**TASK:** Give only the number of lines in the listing below where the string "data" occurs.

=== Begin Enclosure ===

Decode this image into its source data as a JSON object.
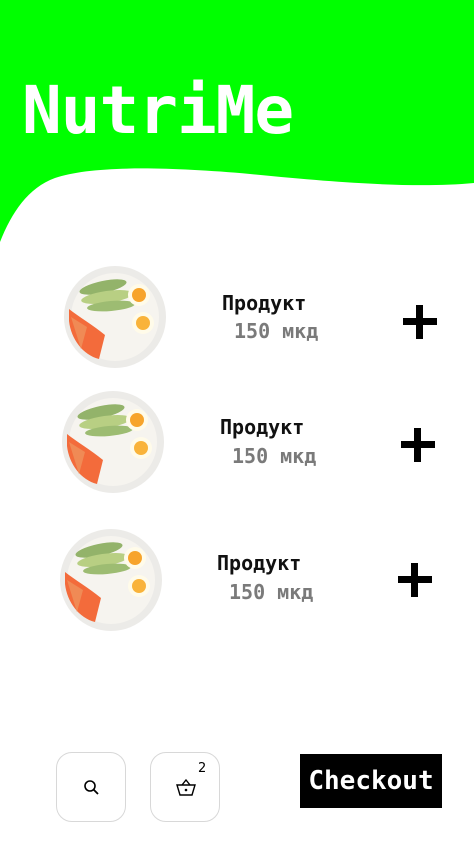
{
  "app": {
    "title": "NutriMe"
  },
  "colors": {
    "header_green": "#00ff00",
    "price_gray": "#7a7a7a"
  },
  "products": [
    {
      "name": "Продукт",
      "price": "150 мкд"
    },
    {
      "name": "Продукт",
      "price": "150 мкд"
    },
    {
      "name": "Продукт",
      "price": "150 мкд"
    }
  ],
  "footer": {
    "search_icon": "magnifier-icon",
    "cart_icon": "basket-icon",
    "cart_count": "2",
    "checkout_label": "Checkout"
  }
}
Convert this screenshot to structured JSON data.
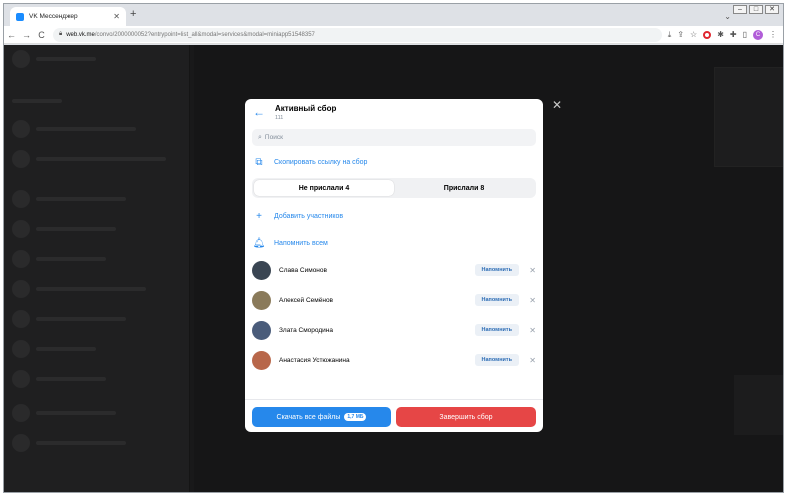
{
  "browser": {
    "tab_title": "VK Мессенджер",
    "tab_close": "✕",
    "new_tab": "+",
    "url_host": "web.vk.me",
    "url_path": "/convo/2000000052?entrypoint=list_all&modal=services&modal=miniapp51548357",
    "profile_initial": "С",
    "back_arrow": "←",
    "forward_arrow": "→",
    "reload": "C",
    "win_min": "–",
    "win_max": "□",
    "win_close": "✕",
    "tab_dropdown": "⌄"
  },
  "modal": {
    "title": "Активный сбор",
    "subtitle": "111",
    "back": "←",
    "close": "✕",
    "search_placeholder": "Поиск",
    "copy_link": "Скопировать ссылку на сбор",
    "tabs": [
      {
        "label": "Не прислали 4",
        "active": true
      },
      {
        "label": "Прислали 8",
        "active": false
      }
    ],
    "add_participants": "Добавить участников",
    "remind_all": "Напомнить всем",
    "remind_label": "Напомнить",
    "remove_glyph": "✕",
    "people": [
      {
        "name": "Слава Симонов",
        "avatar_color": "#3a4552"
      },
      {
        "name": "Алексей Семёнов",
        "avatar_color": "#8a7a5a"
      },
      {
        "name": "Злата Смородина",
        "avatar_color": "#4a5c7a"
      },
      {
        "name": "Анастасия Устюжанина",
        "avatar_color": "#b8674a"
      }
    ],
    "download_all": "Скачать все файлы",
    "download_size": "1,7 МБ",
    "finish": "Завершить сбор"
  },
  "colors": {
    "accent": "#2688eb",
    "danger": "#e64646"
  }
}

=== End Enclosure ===

**EXERCISE OUTPUT:** 2